Image recognition benefits the retail industry in a variety of ways, particularly when it comes to task management.
By enabling faster and more accurate product identification, image recognition quickly identifies the product and retrieves relevant information such as pricing or availability.
For example, if Pepsico inputs photos of their cooler doors and shelves full of product, an image recognition system would be able to identify every bottle or case of Pepsi that it recognizes. This then allows the machine to learn more specifics about that object using deep learning. So it can learn and recognize that a given box contains 12 cherry-flavored Pepsis.
Image recognition is also helpful in shelf monitoring, inventory management and customer behavior analysis. By capturing images of store shelves and continuously monitoring their contents down to the individual product, companies can optimize their ordering process, their records keeping and their understanding of what products are selling to whom, and when.
An example of this is FORM’s GoSpotCheck product, which allows companies to collect more insight into their products at every step of the supply chain — from how they’re stored during shipping to their position on shelves — with its image recognition software
“It’s visibility into a really granular set of data that you would otherwise not have access to,” Wrona said.
Image recognition is used in security systems for surveillance and monitoring purposes. It can detect and track objects, people or suspicious activity in real-time, enhancing security measures in public spaces, corporate buildings and airports in an effort to prevent incidents from happening.
“Physical security is under a major transformation,” Khanna said. “Most of the forward looking physical security teams are adopting AI to make operations more proactive.”
Ambient.ai does this by integrating directly with security cameras and monitoring all the footage in real-time to detect suspicious activity and threats.
This requires using computer vision and image recognition to detect all the objects in a given scene, all the interactions between those objects, and understand it within the context of the scene, Khanna explained. “Is a person carrying a knife suspicious or interesting? Not in a kitchen.

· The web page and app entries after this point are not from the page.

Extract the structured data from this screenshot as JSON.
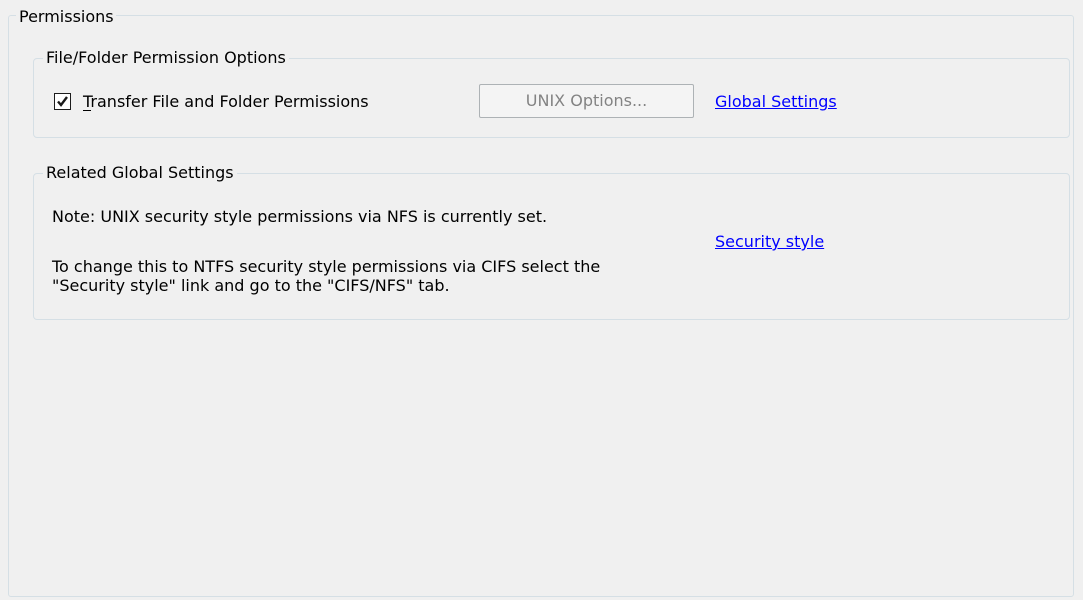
{
  "permissions": {
    "title": "Permissions",
    "file_folder_options": {
      "title": "File/Folder Permission Options",
      "transfer_checkbox": {
        "label": "Transfer File and Folder Permissions",
        "checked": true
      },
      "unix_options_button": "UNIX Options...",
      "global_settings_link": "Global Settings"
    },
    "related_global_settings": {
      "title": "Related Global Settings",
      "note": "Note: UNIX security style permissions via NFS is currently set.",
      "instruction_line1": "To change this to NTFS security style permissions via CIFS select the",
      "instruction_line2": "\"Security style\" link and go to the \"CIFS/NFS\" tab.",
      "security_style_link": "Security style"
    }
  }
}
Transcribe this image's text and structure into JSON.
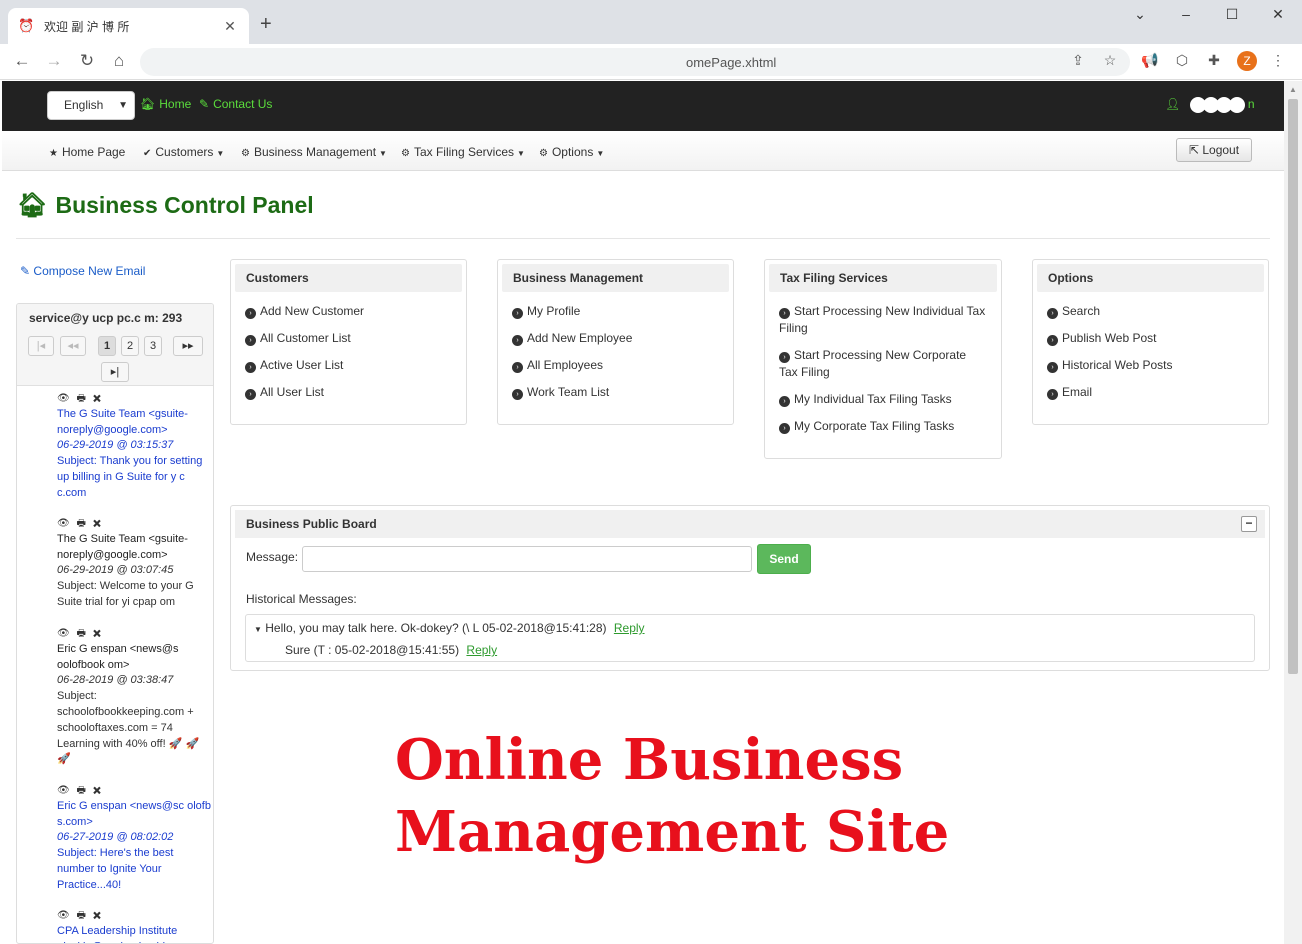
{
  "browser": {
    "tab_title": "欢迎 副 沪 博 所",
    "tab_close": "✕",
    "new_tab": "+",
    "url": "omePage.xhtml",
    "profile_initial": "Z",
    "window_controls": {
      "minimize": "–",
      "maximize": "☐",
      "close": "✕"
    }
  },
  "topbar": {
    "language": "English",
    "home": "Home",
    "contact": "Contact Us",
    "user": "n"
  },
  "menu": {
    "items": [
      "Home Page",
      "Customers",
      "Business Management",
      "Tax Filing Services",
      "Options"
    ],
    "logout": "Logout"
  },
  "page_title": "Business Control Panel",
  "email": {
    "compose": "Compose New Email",
    "account": "service@y  ucp  pc.c m: 293",
    "pages": [
      "1",
      "2",
      "3"
    ],
    "current_page": "1",
    "items": [
      {
        "from": "The G Suite Team <gsuite-noreply@google.com>",
        "date": "06-29-2019 @ 03:15:37",
        "subject": "Subject: Thank you for setting up billing in G Suite for y  c  c.com",
        "unread": true
      },
      {
        "from": "The G Suite Team <gsuite-noreply@google.com>",
        "date": "06-29-2019 @ 03:07:45",
        "subject": "Subject: Welcome to your G Suite trial for yi   cpap    om",
        "unread": false
      },
      {
        "from": "Eric G  enspan <news@s  oolofbook  om>",
        "date": "06-28-2019 @ 03:38:47",
        "subject": "Subject: schoolofbookkeeping.com + schooloftaxes.com = 74 Learning with 40% off! 🚀 🚀 🚀",
        "unread": false
      },
      {
        "from": "Eric G  enspan <news@sc  olofb  s.com>",
        "date": "06-27-2019 @ 08:02:02",
        "subject": "Subject: Here's the best number to Ignite Your Practice...40!",
        "unread": true
      },
      {
        "from": "CPA Leadership Institute <jackie@cpaleadership.com>",
        "date": "",
        "subject": "",
        "unread": true
      }
    ]
  },
  "panels": {
    "customers": {
      "title": "Customers",
      "links": [
        "Add New Customer",
        "All Customer List",
        "Active User List",
        "All User List"
      ]
    },
    "business": {
      "title": "Business Management",
      "links": [
        "My Profile",
        "Add New Employee",
        "All Employees",
        "Work Team List"
      ]
    },
    "tax": {
      "title": "Tax Filing Services",
      "links": [
        "Start Processing New Individual Tax Filing",
        "Start Processing New Corporate Tax Filing",
        "My Individual Tax Filing Tasks",
        "My Corporate Tax Filing Tasks"
      ]
    },
    "options": {
      "title": "Options",
      "links": [
        "Search",
        "Publish Web Post",
        "Historical Web Posts",
        "Email"
      ]
    }
  },
  "board": {
    "title": "Business Public Board",
    "message_label": "Message:",
    "message_value": "",
    "send": "Send",
    "history_label": "Historical Messages:",
    "messages": [
      {
        "text": "Hello, you may talk here. Ok-dokey? (\\   L    05-02-2018@15:41:28)",
        "reply": "Reply"
      },
      {
        "text": "Sure (T         : 05-02-2018@15:41:55)",
        "reply": "Reply"
      }
    ]
  },
  "promo": {
    "line1": "Online Business",
    "line2": "Management Site"
  }
}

But in a corporate lobby of an office that’s very interesting, very suspicious. So where things are happening, when they are happening is actually extremely important for applying computer vision.”